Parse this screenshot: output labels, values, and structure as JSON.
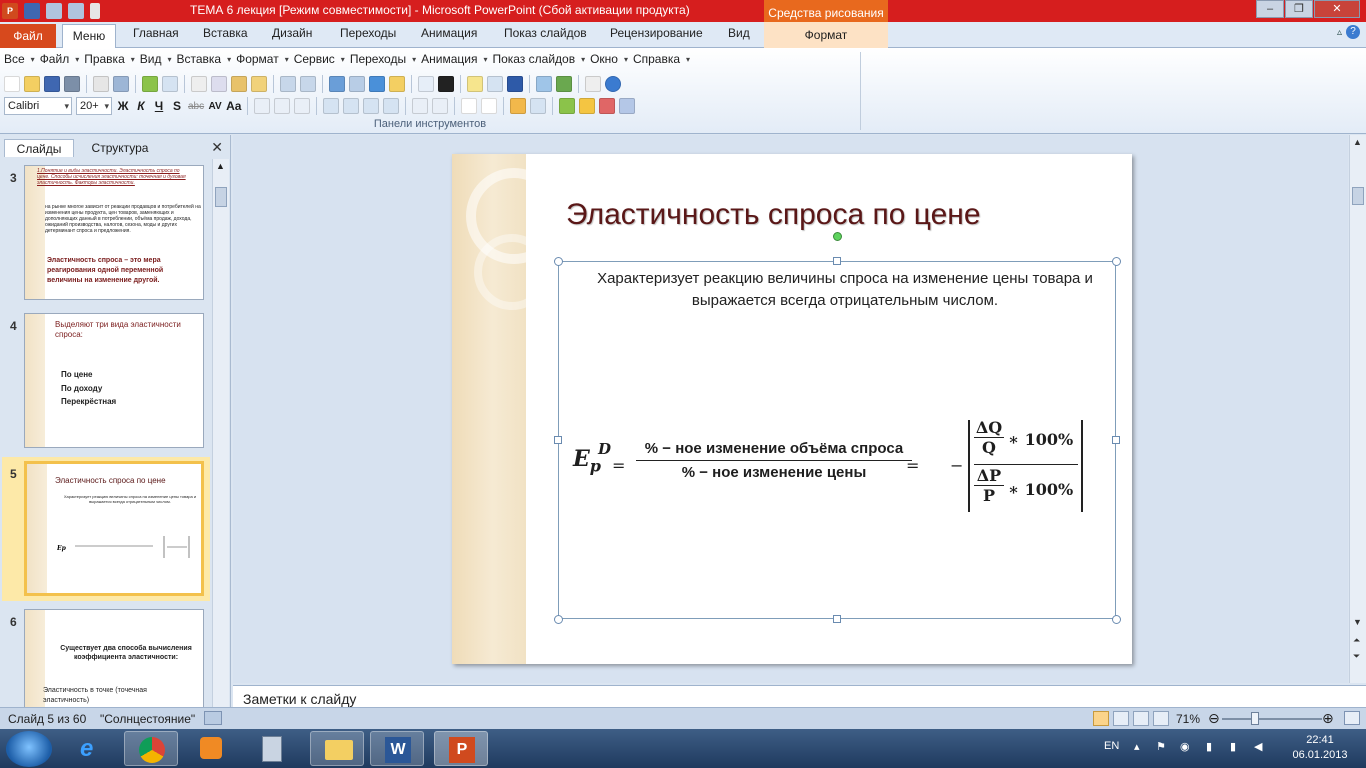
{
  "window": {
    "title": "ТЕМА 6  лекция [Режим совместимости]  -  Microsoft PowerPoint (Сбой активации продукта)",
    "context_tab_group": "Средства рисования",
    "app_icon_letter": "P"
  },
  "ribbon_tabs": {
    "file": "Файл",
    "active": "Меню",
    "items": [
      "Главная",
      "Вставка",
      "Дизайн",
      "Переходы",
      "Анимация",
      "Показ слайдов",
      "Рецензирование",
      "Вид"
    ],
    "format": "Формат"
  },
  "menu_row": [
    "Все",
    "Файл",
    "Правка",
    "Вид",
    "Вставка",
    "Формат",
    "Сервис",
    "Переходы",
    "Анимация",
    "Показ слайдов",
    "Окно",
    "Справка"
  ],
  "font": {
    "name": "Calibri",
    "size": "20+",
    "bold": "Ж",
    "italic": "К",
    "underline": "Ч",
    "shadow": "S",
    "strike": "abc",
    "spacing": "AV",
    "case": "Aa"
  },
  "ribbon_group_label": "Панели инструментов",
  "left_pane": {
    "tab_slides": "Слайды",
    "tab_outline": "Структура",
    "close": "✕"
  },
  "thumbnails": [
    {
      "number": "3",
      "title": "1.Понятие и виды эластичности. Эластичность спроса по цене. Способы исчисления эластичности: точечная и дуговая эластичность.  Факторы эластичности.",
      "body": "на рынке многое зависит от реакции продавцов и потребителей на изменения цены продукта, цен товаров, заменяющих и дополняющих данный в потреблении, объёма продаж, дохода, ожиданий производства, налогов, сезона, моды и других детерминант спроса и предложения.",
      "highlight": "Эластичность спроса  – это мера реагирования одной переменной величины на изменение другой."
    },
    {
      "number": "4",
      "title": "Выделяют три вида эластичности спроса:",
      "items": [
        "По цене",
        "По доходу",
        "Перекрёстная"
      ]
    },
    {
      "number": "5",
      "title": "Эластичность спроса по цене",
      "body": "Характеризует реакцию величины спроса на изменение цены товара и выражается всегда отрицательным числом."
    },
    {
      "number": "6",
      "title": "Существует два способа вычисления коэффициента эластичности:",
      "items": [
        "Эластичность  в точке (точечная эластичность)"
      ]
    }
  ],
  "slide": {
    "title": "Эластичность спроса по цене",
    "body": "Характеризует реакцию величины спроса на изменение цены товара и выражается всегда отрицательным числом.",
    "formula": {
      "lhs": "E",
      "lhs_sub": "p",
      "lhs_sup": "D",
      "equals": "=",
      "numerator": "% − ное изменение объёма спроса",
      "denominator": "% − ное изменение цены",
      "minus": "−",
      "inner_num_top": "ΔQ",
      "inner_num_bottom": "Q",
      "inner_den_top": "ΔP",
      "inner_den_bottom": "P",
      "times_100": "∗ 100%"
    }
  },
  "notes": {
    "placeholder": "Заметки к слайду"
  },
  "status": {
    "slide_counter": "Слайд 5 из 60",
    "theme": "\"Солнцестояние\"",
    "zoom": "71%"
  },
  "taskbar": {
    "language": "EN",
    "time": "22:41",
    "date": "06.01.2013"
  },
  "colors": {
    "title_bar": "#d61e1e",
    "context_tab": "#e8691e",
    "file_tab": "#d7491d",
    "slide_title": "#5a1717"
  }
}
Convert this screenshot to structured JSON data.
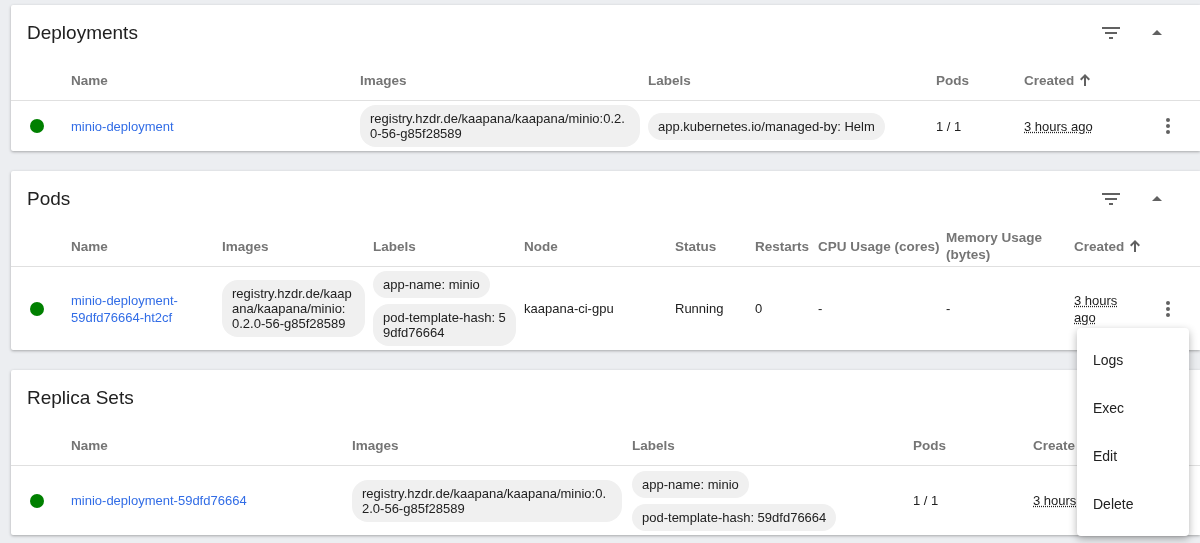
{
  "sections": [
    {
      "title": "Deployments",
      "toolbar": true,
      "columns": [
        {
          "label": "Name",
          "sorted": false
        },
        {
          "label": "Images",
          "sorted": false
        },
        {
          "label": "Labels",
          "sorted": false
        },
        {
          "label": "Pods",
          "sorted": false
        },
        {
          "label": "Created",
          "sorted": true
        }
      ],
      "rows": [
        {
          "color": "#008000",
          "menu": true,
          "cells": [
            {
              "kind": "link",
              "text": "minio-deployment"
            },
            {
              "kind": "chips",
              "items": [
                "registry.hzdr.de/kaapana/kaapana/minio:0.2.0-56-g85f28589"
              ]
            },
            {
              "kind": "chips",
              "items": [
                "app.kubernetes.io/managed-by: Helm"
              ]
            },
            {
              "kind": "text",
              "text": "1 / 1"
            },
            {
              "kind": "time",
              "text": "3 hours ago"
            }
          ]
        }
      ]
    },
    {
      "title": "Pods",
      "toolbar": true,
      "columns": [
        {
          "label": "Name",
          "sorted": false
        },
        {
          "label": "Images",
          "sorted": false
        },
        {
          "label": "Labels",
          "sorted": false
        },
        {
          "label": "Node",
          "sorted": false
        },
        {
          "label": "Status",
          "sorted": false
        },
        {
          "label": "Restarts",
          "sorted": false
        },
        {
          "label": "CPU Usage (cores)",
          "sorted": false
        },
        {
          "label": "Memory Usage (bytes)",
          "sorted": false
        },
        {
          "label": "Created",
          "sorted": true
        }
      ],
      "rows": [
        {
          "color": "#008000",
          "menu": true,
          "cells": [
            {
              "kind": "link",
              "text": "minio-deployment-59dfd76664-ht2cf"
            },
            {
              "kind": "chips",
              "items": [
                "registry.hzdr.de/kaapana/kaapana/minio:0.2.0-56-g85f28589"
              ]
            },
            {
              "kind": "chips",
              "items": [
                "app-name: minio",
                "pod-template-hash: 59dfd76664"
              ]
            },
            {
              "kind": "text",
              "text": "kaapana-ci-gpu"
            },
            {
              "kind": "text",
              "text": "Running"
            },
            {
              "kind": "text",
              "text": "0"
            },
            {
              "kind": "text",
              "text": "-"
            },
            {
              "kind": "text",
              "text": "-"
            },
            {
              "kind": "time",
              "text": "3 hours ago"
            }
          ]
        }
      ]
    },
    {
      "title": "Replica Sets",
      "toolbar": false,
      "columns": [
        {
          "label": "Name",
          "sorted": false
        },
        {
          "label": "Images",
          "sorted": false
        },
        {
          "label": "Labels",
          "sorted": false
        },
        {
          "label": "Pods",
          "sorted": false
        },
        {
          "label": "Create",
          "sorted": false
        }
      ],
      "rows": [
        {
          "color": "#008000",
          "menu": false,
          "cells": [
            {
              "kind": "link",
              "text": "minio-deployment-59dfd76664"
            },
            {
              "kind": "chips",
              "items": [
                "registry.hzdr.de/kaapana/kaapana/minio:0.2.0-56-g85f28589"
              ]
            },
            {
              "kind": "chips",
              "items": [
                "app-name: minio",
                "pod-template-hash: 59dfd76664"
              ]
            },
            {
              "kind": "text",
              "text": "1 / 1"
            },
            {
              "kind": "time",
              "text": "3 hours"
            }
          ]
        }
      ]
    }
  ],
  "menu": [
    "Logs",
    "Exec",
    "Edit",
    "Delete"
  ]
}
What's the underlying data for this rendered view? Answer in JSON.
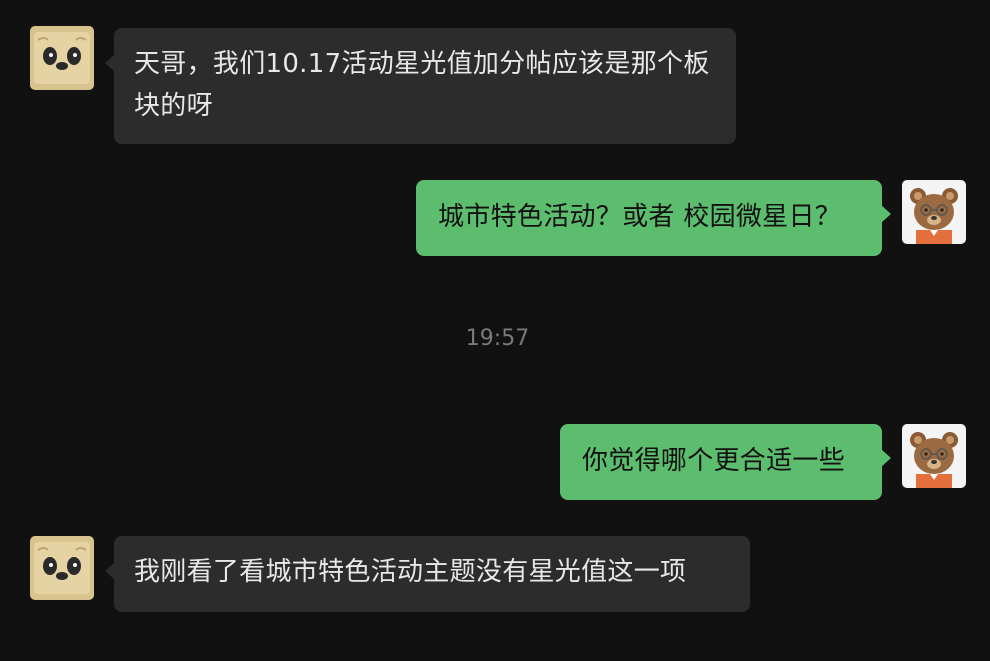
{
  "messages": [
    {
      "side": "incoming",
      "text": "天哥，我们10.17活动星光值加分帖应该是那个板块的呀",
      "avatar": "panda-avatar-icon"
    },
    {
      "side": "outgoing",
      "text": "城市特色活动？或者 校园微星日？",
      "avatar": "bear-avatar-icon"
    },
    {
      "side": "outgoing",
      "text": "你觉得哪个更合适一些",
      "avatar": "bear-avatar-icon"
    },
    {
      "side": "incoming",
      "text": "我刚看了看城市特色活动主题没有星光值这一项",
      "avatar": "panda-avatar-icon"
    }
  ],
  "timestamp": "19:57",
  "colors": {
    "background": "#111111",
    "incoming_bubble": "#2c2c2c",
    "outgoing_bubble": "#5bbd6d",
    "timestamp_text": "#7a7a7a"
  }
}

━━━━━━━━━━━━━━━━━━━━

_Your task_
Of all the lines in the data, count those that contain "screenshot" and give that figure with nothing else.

_Solved exercise_
2